We face a potential energy crisis


Energy is called the master resource for a reason – it powers our nation, military, and economy.

America has the world’s largest energy resources. Bad policies, though, are creating blackouts and energy shortages, and increasing dependence on foreign adversaries.

All across our country, gasoline prices are spiking just when families who’ve been shut in for months want to take well-earned vacations. To fill up a truck in Wyoming, it is now about $15 to $20 more for the fill-up than it was at the beginning of the Biden administration. 

Our electric grids are under growing strain as wind and solar energy displace reliable coal and nuclear power.

Where we once worried about OPEC’s control over energy supplies, we’re now witnessing China and Russia dominate critical supply chains. At the rate we’re going, America may soon face an energy crisis like we did in the mid-70s.

That energy crisis was so grave that President Jimmy Carter said solving it was “the moral equivalent of war.” In 1977, Carter told Congress: “No agency, anywhere in the federal government, has the broad authority needed to deal with our energy problems in a comprehensive way.”

The Department of Energy was established to do just that. After decades of work, America rose to the challenge and turned an economic, national security and geopolitical liability into an advantage for our country.

We became more energy efficient. We developed new technologies, like hydraulic fracturing, horizontal drilling and deep water exploration. These unlocked vast new supplies of American energy.

The Trump administration unleashed the nation’s energy potential. Because of policies like cutting red tape, approving long-delayed pipelines, and opening up the Arctic for exploration, the United States became energy self-reliant for the first time in nearly 70 years.

Yet — as the Wall Street Journal recently warned — “the U.S. is barreling toward one of the greatest self-inflicted wounds in our history.”

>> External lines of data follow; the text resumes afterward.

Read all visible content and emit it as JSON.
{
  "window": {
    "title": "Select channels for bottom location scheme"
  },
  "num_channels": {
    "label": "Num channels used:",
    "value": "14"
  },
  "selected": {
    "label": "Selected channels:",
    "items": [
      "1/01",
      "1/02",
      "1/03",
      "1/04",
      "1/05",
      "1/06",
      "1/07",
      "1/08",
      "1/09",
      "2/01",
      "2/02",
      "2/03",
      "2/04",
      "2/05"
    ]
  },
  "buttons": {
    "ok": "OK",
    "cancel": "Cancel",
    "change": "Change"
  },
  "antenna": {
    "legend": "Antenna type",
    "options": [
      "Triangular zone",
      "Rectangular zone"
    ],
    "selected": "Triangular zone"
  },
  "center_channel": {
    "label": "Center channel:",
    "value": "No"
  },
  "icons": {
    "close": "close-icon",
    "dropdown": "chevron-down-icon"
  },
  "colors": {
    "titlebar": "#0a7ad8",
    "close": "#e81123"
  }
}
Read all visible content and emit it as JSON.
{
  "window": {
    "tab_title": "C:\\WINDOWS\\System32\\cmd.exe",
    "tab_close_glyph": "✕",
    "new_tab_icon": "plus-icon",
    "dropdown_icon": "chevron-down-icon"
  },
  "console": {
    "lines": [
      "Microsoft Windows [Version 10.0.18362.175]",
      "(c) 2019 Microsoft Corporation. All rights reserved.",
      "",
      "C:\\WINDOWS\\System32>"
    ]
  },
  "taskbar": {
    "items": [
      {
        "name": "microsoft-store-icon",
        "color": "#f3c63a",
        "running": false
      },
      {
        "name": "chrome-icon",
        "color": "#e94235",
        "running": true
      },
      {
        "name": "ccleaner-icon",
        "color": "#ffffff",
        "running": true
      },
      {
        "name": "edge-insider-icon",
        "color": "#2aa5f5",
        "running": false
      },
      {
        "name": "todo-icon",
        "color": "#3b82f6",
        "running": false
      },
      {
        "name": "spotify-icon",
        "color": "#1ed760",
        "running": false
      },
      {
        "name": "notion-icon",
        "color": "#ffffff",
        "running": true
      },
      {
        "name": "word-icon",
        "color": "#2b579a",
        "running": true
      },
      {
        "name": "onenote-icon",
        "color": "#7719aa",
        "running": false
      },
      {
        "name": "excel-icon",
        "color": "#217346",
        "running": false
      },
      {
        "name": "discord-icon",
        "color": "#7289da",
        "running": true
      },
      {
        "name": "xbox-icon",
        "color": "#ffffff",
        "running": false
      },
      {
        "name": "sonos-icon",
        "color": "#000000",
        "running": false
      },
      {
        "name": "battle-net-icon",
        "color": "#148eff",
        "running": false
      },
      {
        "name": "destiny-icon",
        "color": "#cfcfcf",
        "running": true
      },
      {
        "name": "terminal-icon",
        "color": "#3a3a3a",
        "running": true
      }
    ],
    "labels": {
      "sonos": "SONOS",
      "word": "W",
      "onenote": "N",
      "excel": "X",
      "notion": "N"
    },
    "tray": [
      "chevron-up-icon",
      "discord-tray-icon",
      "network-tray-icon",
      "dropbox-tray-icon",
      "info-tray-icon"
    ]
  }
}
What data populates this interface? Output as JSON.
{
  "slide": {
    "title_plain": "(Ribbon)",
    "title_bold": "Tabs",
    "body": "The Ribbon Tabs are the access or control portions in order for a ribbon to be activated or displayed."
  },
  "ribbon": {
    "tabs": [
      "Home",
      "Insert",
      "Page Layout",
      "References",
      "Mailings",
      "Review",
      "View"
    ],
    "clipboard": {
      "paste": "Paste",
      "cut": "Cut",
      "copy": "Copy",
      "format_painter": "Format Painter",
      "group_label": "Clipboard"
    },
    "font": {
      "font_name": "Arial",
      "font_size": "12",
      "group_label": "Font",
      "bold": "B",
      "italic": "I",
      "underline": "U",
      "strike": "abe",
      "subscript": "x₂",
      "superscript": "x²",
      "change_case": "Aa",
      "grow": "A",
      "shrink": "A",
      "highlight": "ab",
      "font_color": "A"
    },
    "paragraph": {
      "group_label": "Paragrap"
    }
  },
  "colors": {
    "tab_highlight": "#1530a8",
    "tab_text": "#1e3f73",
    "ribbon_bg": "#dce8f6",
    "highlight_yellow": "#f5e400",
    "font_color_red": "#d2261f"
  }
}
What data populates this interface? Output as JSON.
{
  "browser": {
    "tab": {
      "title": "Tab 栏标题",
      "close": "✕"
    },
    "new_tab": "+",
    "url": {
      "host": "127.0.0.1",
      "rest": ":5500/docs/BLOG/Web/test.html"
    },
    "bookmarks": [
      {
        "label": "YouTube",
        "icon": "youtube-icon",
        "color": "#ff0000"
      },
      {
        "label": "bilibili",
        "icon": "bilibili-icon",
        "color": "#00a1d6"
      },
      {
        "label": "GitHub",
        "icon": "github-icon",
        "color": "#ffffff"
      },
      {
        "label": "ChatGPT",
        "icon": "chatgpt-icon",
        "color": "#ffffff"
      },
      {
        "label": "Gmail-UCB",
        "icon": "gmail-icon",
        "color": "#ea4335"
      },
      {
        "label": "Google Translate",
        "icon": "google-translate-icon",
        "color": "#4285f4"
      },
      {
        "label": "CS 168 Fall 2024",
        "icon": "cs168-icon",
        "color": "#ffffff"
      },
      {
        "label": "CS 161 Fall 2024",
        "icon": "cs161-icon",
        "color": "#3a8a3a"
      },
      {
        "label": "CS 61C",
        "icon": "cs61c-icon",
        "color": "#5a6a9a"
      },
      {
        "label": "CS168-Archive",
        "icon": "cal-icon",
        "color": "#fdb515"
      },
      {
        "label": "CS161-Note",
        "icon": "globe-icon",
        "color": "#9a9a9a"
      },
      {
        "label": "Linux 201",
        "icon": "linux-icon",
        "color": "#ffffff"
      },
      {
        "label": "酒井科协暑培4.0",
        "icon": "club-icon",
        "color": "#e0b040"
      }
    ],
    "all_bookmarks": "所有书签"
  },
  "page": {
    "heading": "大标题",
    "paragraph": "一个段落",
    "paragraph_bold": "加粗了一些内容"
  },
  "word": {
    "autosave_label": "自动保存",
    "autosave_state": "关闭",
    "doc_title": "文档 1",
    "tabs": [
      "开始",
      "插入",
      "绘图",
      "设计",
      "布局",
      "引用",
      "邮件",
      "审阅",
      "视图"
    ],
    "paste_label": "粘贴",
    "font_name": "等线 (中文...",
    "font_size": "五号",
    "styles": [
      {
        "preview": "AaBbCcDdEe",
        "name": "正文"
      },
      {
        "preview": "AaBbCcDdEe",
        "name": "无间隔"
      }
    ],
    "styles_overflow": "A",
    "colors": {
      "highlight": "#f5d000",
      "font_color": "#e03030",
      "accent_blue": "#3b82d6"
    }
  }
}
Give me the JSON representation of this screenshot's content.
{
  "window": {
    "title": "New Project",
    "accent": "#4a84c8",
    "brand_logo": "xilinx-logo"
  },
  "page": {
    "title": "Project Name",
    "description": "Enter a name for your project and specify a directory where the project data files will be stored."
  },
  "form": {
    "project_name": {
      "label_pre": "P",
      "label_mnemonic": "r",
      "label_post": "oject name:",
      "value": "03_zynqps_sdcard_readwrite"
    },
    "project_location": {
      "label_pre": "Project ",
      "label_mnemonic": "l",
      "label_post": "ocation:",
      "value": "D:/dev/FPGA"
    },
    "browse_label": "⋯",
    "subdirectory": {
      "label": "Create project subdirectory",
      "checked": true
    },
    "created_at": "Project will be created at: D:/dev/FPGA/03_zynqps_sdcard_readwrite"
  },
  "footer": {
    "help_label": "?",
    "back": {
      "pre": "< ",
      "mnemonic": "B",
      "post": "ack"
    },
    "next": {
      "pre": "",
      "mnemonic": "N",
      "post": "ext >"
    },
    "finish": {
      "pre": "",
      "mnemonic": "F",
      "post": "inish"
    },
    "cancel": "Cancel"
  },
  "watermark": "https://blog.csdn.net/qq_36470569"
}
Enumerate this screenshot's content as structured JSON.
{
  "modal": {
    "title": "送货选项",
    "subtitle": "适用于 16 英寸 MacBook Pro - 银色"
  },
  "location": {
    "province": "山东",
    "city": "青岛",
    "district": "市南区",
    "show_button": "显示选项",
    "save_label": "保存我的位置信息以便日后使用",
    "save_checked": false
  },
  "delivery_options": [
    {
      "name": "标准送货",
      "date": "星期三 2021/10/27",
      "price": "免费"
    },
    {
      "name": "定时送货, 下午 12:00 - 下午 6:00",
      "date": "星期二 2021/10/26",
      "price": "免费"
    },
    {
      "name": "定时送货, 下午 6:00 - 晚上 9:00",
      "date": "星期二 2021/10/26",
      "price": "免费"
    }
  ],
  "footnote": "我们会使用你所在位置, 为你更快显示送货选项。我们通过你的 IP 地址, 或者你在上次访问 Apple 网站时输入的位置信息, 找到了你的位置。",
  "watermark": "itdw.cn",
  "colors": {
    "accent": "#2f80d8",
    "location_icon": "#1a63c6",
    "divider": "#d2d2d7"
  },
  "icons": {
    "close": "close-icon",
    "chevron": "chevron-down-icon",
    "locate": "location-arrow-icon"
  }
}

During his first week in office, President Joe Biden killed the Keystone XL pipeline and banned all new federal oil, coal and gas leases. The EPA has promised to impose a slew of punishing regulations. The Federal Energy Regulatory Commission is making it harder to permit natural gas pipelines.

On June 1, the Biden administration suspended all oil and gas leases in the Alaska arctic in defiance of a 2017 law explicitly directing the federal government to open the territory. Meanwhile, China and Russia continue to open new coal mines, build new coal plants and develop oil and gas resources at home and abroad.

China and Russia are working to gain a commanding share of the global resource markets. And they are succeeding: In March, the United States imported more oil from Russia than from any other country but Canada. We now get more oil from Russia than we produce in Alaska. Sen. Lisa Murkowski said that the other day at a hearing right in this very room.

The Biden administration’s energy policies are now having predictable effects. Gas prices have spiked over 70 cents since Inauguration Day. When adjusted for inflation, gasoline prices are higher now than during the Arab Oil Embargo of 1973.

Last month, a cyberattack on a major oil pipeline led to shortages and something we haven’t seen in decades — long lines at gas stations. And California again faces imminent power shortages and blackouts. The Sacramento Bee reports that: “The managers of California’s electricity system can’t promise they’ll be able to keep the lights on this summer.” 

America is returning to the energy malaise the Energy Department was born to fix in 1977 under Jimmy Carter. 

The American people face a potential energy crisis of this administration’s own making. The question is, can the department help turn around the administration’s disastrous policies?


(U.S. Sen. John Barrasso, a Republican from Casper, is Wyoming’s senior senator, having served in this position since 2007. This column was adapted from remarks he delivered Tuesday during a Senate Committee on Energy and Natural Resources hearing on the president’s budget request for the Department of Energy.)

Guest Column